In this appendix to my paper “To Love God with All One’s Heart Soul and Strength,” I examine Neibuhr’s categories of Christ and Culture, the Cultural Mandate, and various biblical motifs, arguing that Christians are called to be radically different and radically orientated towards each other in order to be an effective witness to the world around them.
In this first appendix of my paper “To Love God with All One’s Heart Soul and Strength,” I sketch the Christian worldview as best as I understand it. I briefly treat a Biblical view of metaphysics, epistemology, and ethics. My presentation is highly dependent on the work of John Frame and is very selective, only putting forth what I believe to be necessary for the main content of my paper.
I recently had to summarize my approach to education for a class; here is the paper that resulted. Using Jeff Greenman’s nine components of learning as the structural framework, I develop in this paper my own philosophy of education, employing a hypothetical school of ministry located in Vancouver to elucidate it in a concrete setting. Two Appendices follow the main paper, the first giving a brief sketch of the Christian worldview and the second presenting my approach to the relationship of Christ and culture (Christians and the World).

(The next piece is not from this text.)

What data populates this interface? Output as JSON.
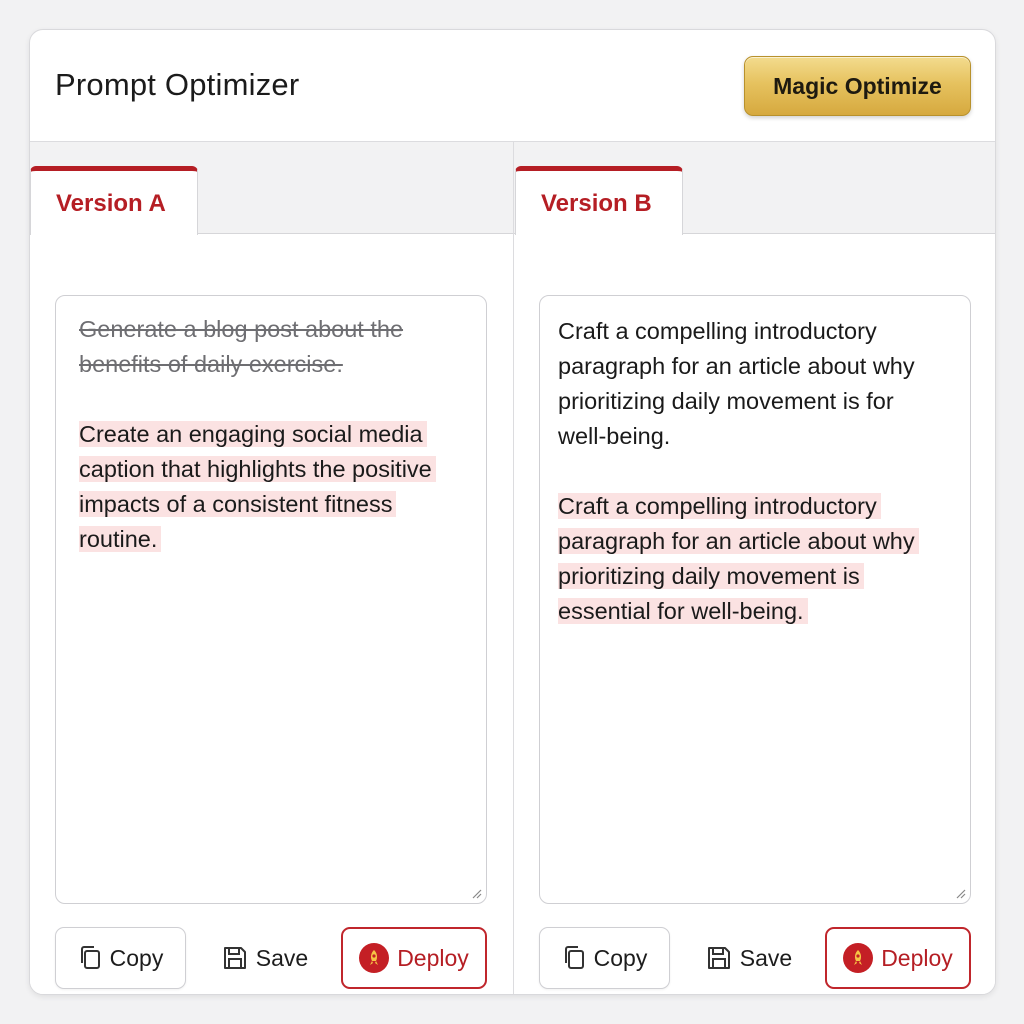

“Even the most casual survey of the history of modern Christian education shows plainly that Christian schools, on all levels, are little more than spruced up adaptations of the pagan schools down the block. The presuppositions, goals, objectives, methods, curricula, subject areas, materials, etc., with very little (and usually very superficial) change, have been brought over and Christianized. The trouble is that something that in all of its essentials is still at bottom fundamentally pagan cannot be transformed by Christianizing it. Paganism festooned with Christian accouterments is paganism still. Decking out Christian schools with prayer, Bible reading, a Bible course or two, Christian slogans (‘All truth is God’s truth’; ‘We must learn math for God’s glory’) will not do the trick.”
Is Hell eternal seperation from God or the experience of wrath pouring forth from God for an eternity? Those who argue for the former often appeal to 2 Thessalonians 1:9. In a paper I recently posted on academia.edu, I argue that the best reading of the Greek preposition apo (“away from”) in this verse is “[coming forth] from,” that is, it indicates the point from which something moves away from. Having argued this, I then expound briefly why the doctrine of Hell as the Thessalonians and the rest of the Bible expounds it matters.
I have been thinking a lot about the Trinity recently, one of the fruits of this labour is a new paper I just posted on Academia.edu. In this paper, I argue that self-knowledge requires three points of reference–the self who is knowing (subject), something to see onself in (an external object), and a standard of reference (norm). Applying this to theology/apologetics, I argue that only the Triune God of Scripture could be God, for only the God of Scripture is capable of knowing Himself–of having any knowledge independent of creation.